James A. Garfield is usually cast aside as a “minor” president from the late nineteenth century, one of the cold, bearded, and old statues that fill parks across the country. However, Garfield stood out among his peers as a consummate politician who was also able to live out his faith in a very corrupt political landscape. When his life was shortened by the assassin’s bullet, the nation was more upset than when Lincoln died, and shortly after, almost every home in the country had some memorial to the twentieth president. Garfield’s involvement with the Restoration Movement defined who he was, and long before he was widely known on the political stage, he was known and considered to be one of the leaders in this independent and fast-growing church group. This biography ties together Garfield’s politics and religion to show how he really let his light shine in the world.
When the United States was divided by war, future president James Abram Garfield was one of many who stepped forward to defend the Union. While his presidency was tragically cut short by his assassination, Garfield’s historic life covered some of the most consequential years of American history. From humble beginnings in Ohio, he rose to become a major general in the Union army. Garfield’s military career took him to the backwoods of Kentucky, the fields of Shiloh and Chickamauga and ultimately to the halls of Congress. His service during the war helped to save the Union he would go on to lead as president. Join historian Daniel J. Vermilya to discover the little-known story of James Garfield’s role in the Civil War.

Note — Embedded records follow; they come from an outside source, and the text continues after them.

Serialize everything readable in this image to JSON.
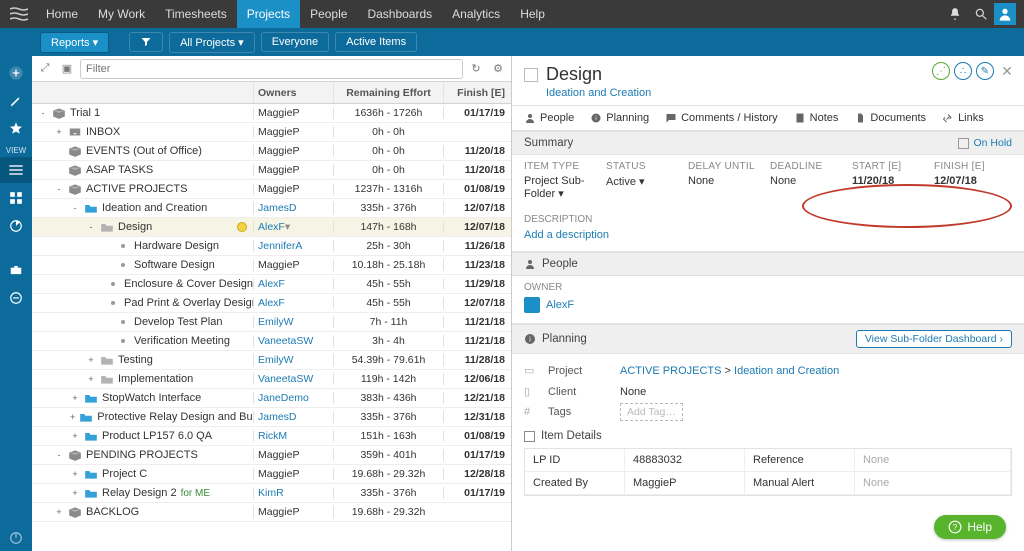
{
  "topnav": {
    "items": [
      "Home",
      "My Work",
      "Timesheets",
      "Projects",
      "People",
      "Dashboards",
      "Analytics",
      "Help"
    ],
    "active_index": 3
  },
  "filterbar": {
    "reports": "Reports ▾",
    "all_projects": "All Projects ▾",
    "everyone": "Everyone",
    "active_items": "Active Items"
  },
  "rail_view_label": "VIEW",
  "tree": {
    "search_placeholder": "Filter",
    "columns": {
      "owners": "Owners",
      "remaining": "Remaining Effort",
      "finish": "Finish [E]"
    },
    "rows": [
      {
        "indent": 0,
        "toggle": "-",
        "icon": "package",
        "name": "Trial 1",
        "owner": "MaggieP",
        "effort": "1636h - 1726h",
        "finish": "01/17/19"
      },
      {
        "indent": 1,
        "toggle": "+",
        "icon": "inbox",
        "name": "INBOX",
        "owner": "MaggieP",
        "effort": "0h - 0h",
        "finish": ""
      },
      {
        "indent": 1,
        "toggle": "",
        "icon": "package",
        "name": "EVENTS (Out of Office)",
        "owner": "MaggieP",
        "effort": "0h - 0h",
        "finish": "11/20/18"
      },
      {
        "indent": 1,
        "toggle": "",
        "icon": "package",
        "name": "ASAP TASKS",
        "owner": "MaggieP",
        "effort": "0h - 0h",
        "finish": "11/20/18"
      },
      {
        "indent": 1,
        "toggle": "-",
        "icon": "package",
        "name": "ACTIVE PROJECTS",
        "owner": "MaggieP",
        "effort": "1237h - 1316h",
        "finish": "01/08/19"
      },
      {
        "indent": 2,
        "toggle": "-",
        "icon": "folder-blue",
        "name": "Ideation and Creation",
        "owner": "JamesD",
        "owner_link": true,
        "effort": "335h - 376h",
        "finish": "12/07/18"
      },
      {
        "indent": 3,
        "toggle": "-",
        "icon": "folder-gray",
        "name": "Design",
        "owner": "AlexF",
        "owner_link": true,
        "owner_dd": true,
        "effort": "147h - 168h",
        "finish": "12/07/18",
        "selected": true,
        "dot": true
      },
      {
        "indent": 4,
        "toggle": "",
        "icon": "dot",
        "name": "Hardware Design",
        "owner": "JenniferA",
        "owner_link": true,
        "effort": "25h - 30h",
        "finish": "11/26/18"
      },
      {
        "indent": 4,
        "toggle": "",
        "icon": "dot",
        "name": "Software Design",
        "owner": "MaggieP",
        "effort": "10.18h - 25.18h",
        "finish": "11/23/18"
      },
      {
        "indent": 4,
        "toggle": "",
        "icon": "dot",
        "name": "Enclosure & Cover Design",
        "owner": "AlexF",
        "owner_link": true,
        "effort": "45h - 55h",
        "finish": "11/29/18"
      },
      {
        "indent": 4,
        "toggle": "",
        "icon": "dot",
        "name": "Pad Print & Overlay Design",
        "owner": "AlexF",
        "owner_link": true,
        "effort": "45h - 55h",
        "finish": "12/07/18"
      },
      {
        "indent": 4,
        "toggle": "",
        "icon": "dot",
        "name": "Develop Test Plan",
        "owner": "EmilyW",
        "owner_link": true,
        "effort": "7h - 11h",
        "finish": "11/21/18"
      },
      {
        "indent": 4,
        "toggle": "",
        "icon": "dot",
        "name": "Verification Meeting",
        "owner": "VaneetaSW",
        "owner_link": true,
        "effort": "3h - 4h",
        "finish": "11/21/18"
      },
      {
        "indent": 3,
        "toggle": "+",
        "icon": "folder-gray",
        "name": "Testing",
        "owner": "EmilyW",
        "owner_link": true,
        "effort": "54.39h - 79.61h",
        "finish": "11/28/18"
      },
      {
        "indent": 3,
        "toggle": "+",
        "icon": "folder-gray",
        "name": "Implementation",
        "owner": "VaneetaSW",
        "owner_link": true,
        "effort": "119h - 142h",
        "finish": "12/06/18"
      },
      {
        "indent": 2,
        "toggle": "+",
        "icon": "folder-blue",
        "name": "StopWatch Interface",
        "owner": "JaneDemo",
        "owner_link": true,
        "effort": "383h - 436h",
        "finish": "12/21/18"
      },
      {
        "indent": 2,
        "toggle": "+",
        "icon": "folder-blue",
        "name": "Protective Relay Design and Build",
        "owner": "JamesD",
        "owner_link": true,
        "effort": "335h - 376h",
        "finish": "12/31/18"
      },
      {
        "indent": 2,
        "toggle": "+",
        "icon": "folder-blue",
        "name": "Product LP157 6.0 QA",
        "owner": "RickM",
        "owner_link": true,
        "effort": "151h - 163h",
        "finish": "01/08/19"
      },
      {
        "indent": 1,
        "toggle": "-",
        "icon": "package",
        "name": "PENDING PROJECTS",
        "owner": "MaggieP",
        "effort": "359h - 401h",
        "finish": "01/17/19"
      },
      {
        "indent": 2,
        "toggle": "+",
        "icon": "folder-blue",
        "name": "Project C",
        "owner": "MaggieP",
        "effort": "19.68h - 29.32h",
        "finish": "12/28/18"
      },
      {
        "indent": 2,
        "toggle": "+",
        "icon": "folder-blue",
        "name": "Relay Design 2",
        "suffix": "for ME",
        "owner": "KimR",
        "owner_link": true,
        "effort": "335h - 376h",
        "finish": "01/17/19"
      },
      {
        "indent": 1,
        "toggle": "+",
        "icon": "package",
        "name": "BACKLOG",
        "owner": "MaggieP",
        "effort": "19.68h - 29.32h",
        "finish": ""
      }
    ]
  },
  "detail": {
    "title": "Design",
    "subtitle": "Ideation and Creation",
    "tabs": [
      "People",
      "Planning",
      "Comments / History",
      "Notes",
      "Documents",
      "Links"
    ],
    "summary": {
      "head": "Summary",
      "on_hold": "On Hold",
      "labels": [
        "ITEM TYPE",
        "STATUS",
        "DELAY UNTIL",
        "DEADLINE",
        "START [E]",
        "FINISH [E]"
      ],
      "values": {
        "item_type": "Project Sub-Folder ▾",
        "status": "Active ▾",
        "delay_until": "None",
        "deadline": "None",
        "start": "11/20/18",
        "finish": "12/07/18"
      }
    },
    "description_label": "DESCRIPTION",
    "description_add": "Add a description",
    "people_head": "People",
    "owner_label": "OWNER",
    "owner_name": "AlexF",
    "planning_head": "Planning",
    "planning_button": "View Sub-Folder Dashboard ›",
    "plan_project_label": "Project",
    "plan_project_path1": "ACTIVE PROJECTS",
    "plan_project_sep": " > ",
    "plan_project_path2": "Ideation and Creation",
    "plan_client_label": "Client",
    "plan_client_value": "None",
    "plan_tags_label": "Tags",
    "plan_tags_placeholder": "Add Tag…",
    "item_details_head": "Item Details",
    "item_details": {
      "lp_id_label": "LP ID",
      "lp_id": "48883032",
      "reference_label": "Reference",
      "reference": "None",
      "created_by_label": "Created By",
      "created_by": "MaggieP",
      "manual_alert_label": "Manual Alert",
      "manual_alert": "None"
    }
  },
  "help": "Help"
}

Murder of James A Garfield: The President’s Last Days and the Trial and Execution of his Assassin by Clark, James C
The Fatal Bullet: The True Account of the Assassination, Lingering, Pain, Death, and Burial of James A. Garfield by Rick Geary
Geary explores the first assassination of one of our presidents in the hands of an obsessive-compulsive stalker.
The Life and Public Services of James A. Garfield Twentieth President of the United States by Emma Elizabeth Brown
Young James A. Garfield’s attempts to escape the poverty and alienation of his background form the framework of this account of his early life. The society of Ohio’s Western Reserve at the start of industrialization is vividly recreated.